Overcoming the Unexpected:
With no time to waste, I had to clean up quickly, using whatever resources I could find at the start line, including runners unwanted jumpers, water and antibacterial gel. This meant that I missed my designated start time and found myself weaving in and out of the other runners. Despite this SHITTY setback, I was determined to focus on the race and enjoy the experience.
A Tummy Trouble:
Around the 34-kilometer mark, I had managed to settle into a comfortable pace and was feeling great, encouraged by the cheering of my family and friends along the route. But, as they handed me some Percy Pigs, my stomach had other plans. Within minutes of consuming the sweet treats, I unexpectedly projectile vomited, much to the shock of a nearby spectator. I continued the race, albeit slowly, battling both physical discomfort and embarrassment.
The Strangest Burp:
Soon after, I felt the need to slow down and crouch on the floor in anticipation of another bout of sick. But this time, it wasn't vomit that emerged, but the most peculiar, burp that seemed to come from the depths of my belly, lasting for what felt like forever. I was not a happy Chappy and so called Mum, who was there to tell me she was only 1km away and to try get to her. Suddenly, I felt an unexpected burst of energy and managed to complete the marathon with a smile, capturing some cool finish line photos along the way.
Looking Ahead to London:
Despite the unconventional challenges I faced during the Berlin Marathon, I've applied for a good-for-age entry to the London Marathon in April, hoping for a smoother and less eventful race experience. In a strange twist of fate, I've had two unusual encounters with "poo" during my training and race day, but I'm hopeful for better luck in my future races.

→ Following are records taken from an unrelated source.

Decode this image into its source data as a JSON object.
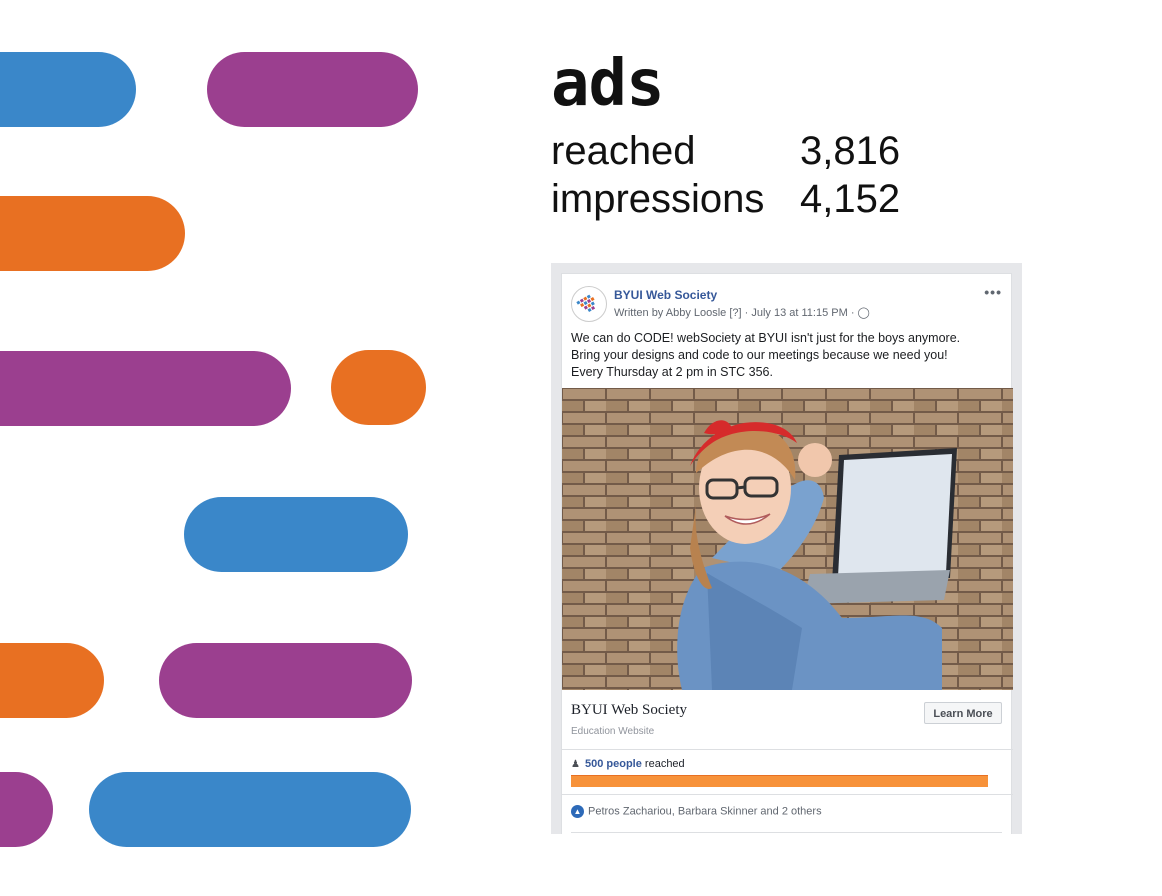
{
  "decoration": {
    "colors": {
      "blue": "#3a87c9",
      "purple": "#9b3f8f",
      "orange": "#e87022"
    }
  },
  "heading": "ads",
  "stats": [
    {
      "label": "reached",
      "value": "3,816"
    },
    {
      "label": "impressions",
      "value": "4,152"
    }
  ],
  "post": {
    "page_name": "BYUI Web Society",
    "byline": "Written by Abby Loosle [?] · July 13 at 11:15 PM · ",
    "privacy_icon": "globe-icon",
    "more_icon": "ellipsis-icon",
    "more_label": "•••",
    "text_lines": [
      "We can do CODE! webSociety at BYUI isn't just for the boys anymore.",
      "Bring your designs and code to our meetings because we need you!",
      "Every Thursday at 2 pm in STC 356."
    ],
    "link_title": "BYUI Web Society",
    "link_subtitle": "Education Website",
    "cta_label": "Learn More",
    "reach": {
      "count_text": "500 people",
      "suffix": " reached",
      "fraction": 1.0
    },
    "reactions_text": "Petros Zachariou, Barbara Skinner and 2 others",
    "reaction_icon": "like-icon"
  }
}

I now sit and wait to see whether I have made it into the London Marathon hoping for fewer "shitty" encounters along the way. But I'm proud to say that I completed the Berlin Marathon in an 3 hours and 33 minutes.